data measured at their output. If you are the receiver guy, you
will need to calculate the worst-case P1dB at the input using the
range of available gain that the part may provide.
Why do we talk about "gain"
in a passive device such as a switch or a mixer, when obviously
they have no gain? Because chances are components will become part
of a larger chain, which will include amplification, and we want
to be consistent.
compression versus gain expansion
As we said, most components tend
to lose gain (or have increasing loss) as power levels are increased.
An example of a component that breaks this rule is a voltage-variable
attenuator, at least in its
high-loss state. If your attenuator needs to provide eight dB, it
is possible that at increasing power levels it will only provide
seven dB. Unfortunately, gain compression (or expansion) is a function
of attenuation setting.
Obviously, if you need accurate
attenuation settings, it is best to operate your attenuator below
the power level where its attenuation setting is affected. Note
that on attenuator data sheets, most vendors refer to "P1dB",
but make no mention of gain expansion or compression. Caveat emptor!
If someone has data on a variable
attenuator that exhibits gain expansion, send it to us and win
a cool gift!
If you want your system to "act
linearly", you need to stay well below the one dB compression
point. This can lead to serious inefficiency, for example, you might
need to use a 10 watt amp backed off to one watt output power.
If your system is required to
have a power amp with maximum linear range and provide good efficiency,
a "pre-distortion linearizer" or simply called a "predistorter"
can be used. This is merely a passive attenuator which has offers
gain expansion that counteracts the gain compression of the amplifier.
This is one of many linearization techniques, the others are much
more complicated and we won't be discussing them any time soon.
Plotting input/output characteristics
The "classic" way to
display power transfer characteristics is to plot the pairs of input
and output power data, from linear to nonlinear operation of the
device. The data is plotted, here using Microsoft Excel, and compression
points are picked off the graph. The figure below shows an example

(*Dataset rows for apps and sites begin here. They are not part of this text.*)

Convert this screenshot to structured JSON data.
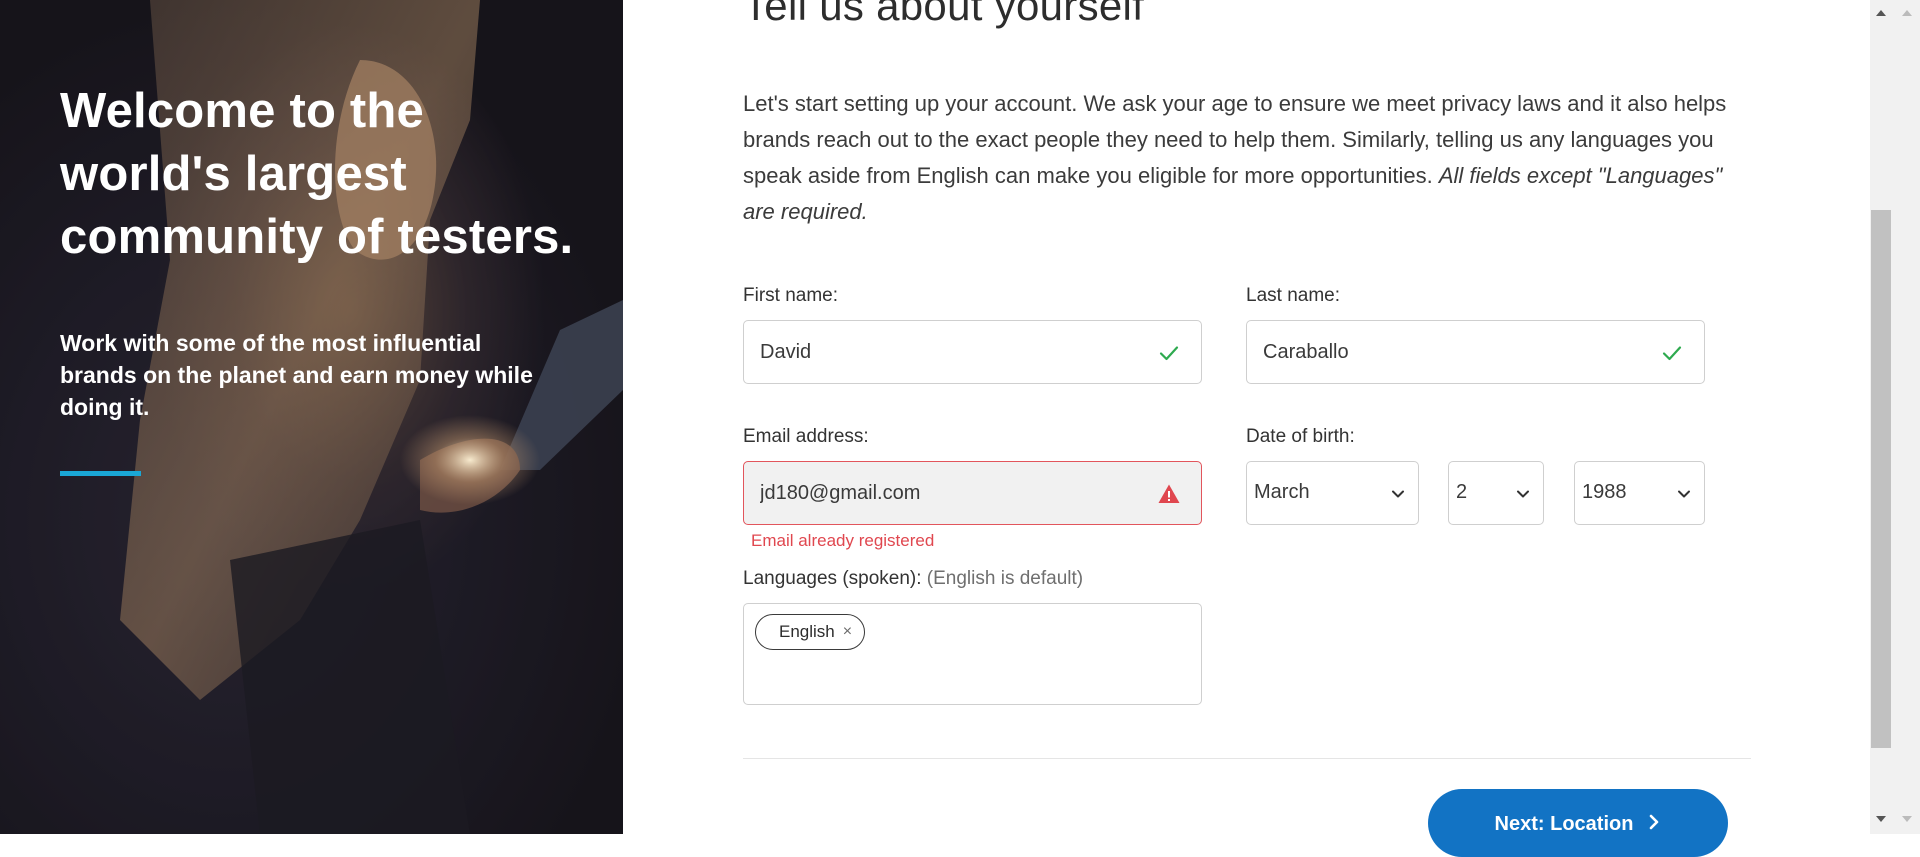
{
  "hero": {
    "title": "Welcome to the world's largest community of testers.",
    "subtitle": "Work with some of the most influential brands on the planet and earn money while doing it.",
    "accent_color": "#1aa7d6"
  },
  "form": {
    "heading": "Tell us about yourself",
    "intro": "Let's start setting up your account. We ask your age to ensure we meet privacy laws and it also helps brands reach out to the exact people they need to help them. Similarly, telling us any languages you speak aside from English can make you eligible for more opportunities.",
    "intro_note": "All fields except \"Languages\" are required.",
    "first_name": {
      "label": "First name:",
      "value": "David",
      "status_icon": "check-icon"
    },
    "last_name": {
      "label": "Last name:",
      "value": "Caraballo",
      "status_icon": "check-icon"
    },
    "email": {
      "label": "Email address:",
      "value": "jd180@gmail.com",
      "status_icon": "warning-icon",
      "error": "Email already registered"
    },
    "dob": {
      "label": "Date of birth:",
      "month": "March",
      "day": "2",
      "year": "1988"
    },
    "languages": {
      "label": "Languages (spoken):",
      "hint": "(English is default)",
      "chips": [
        "English"
      ],
      "remove_glyph": "×"
    },
    "next_button": "Next: Location",
    "colors": {
      "success": "#2eaa4f",
      "error": "#e0474f",
      "primary_button": "#1273c4"
    }
  }
}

of the input/output characteristic of an amplifier measured this
way (actual measured data, taken using our power
meter measurement setup). The measured output power is plotted

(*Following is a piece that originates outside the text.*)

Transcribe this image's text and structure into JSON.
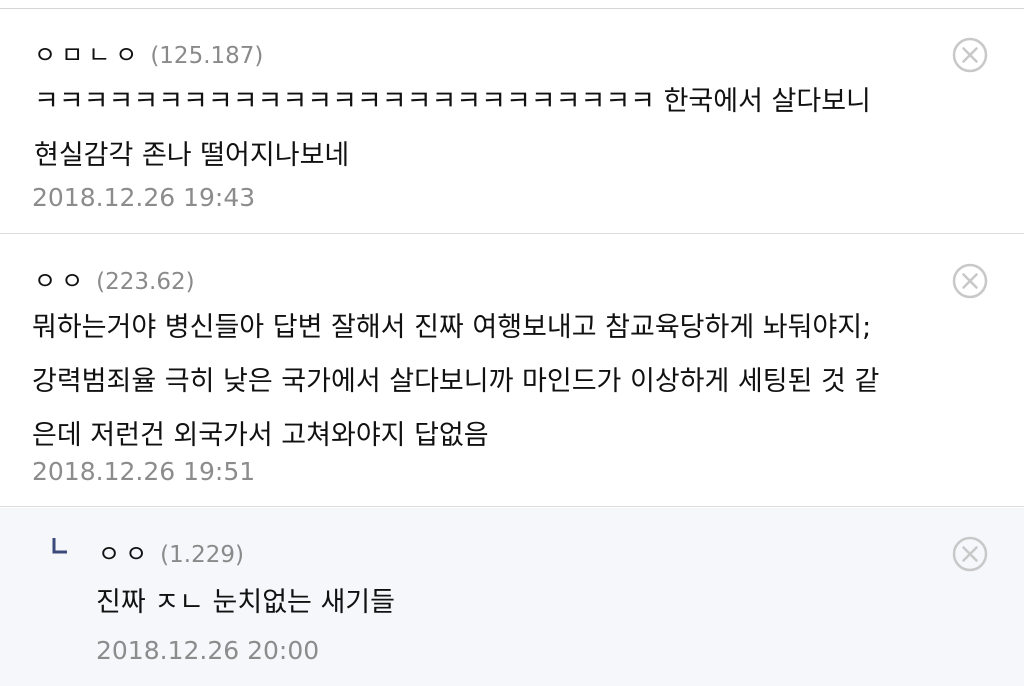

against the ideal linear response. Where these two lines diverge
by one dB is noted as the P1dB point. Finding the P1dB point on
this type of plot is neither convenient nor accurate.
Note that saturated power level
was not reached in this measurement. Psat is found when the slope
of the Pin/Pout curve is zero (becomes horizontal).
The next figure illustrates a
more accurate way to find the P1dB point using the same data. Here
gain compression, normalized to small signal gain, is plotted against
input power. Because of the much narrower range of the Y-axis it
is possible to find the P1dB point quite accurately from this graph.
You can find the 0.25 dB compression point just as easily. Unfortunately,
P2dB and P3dB are out of range in this measurement.
That's all for now!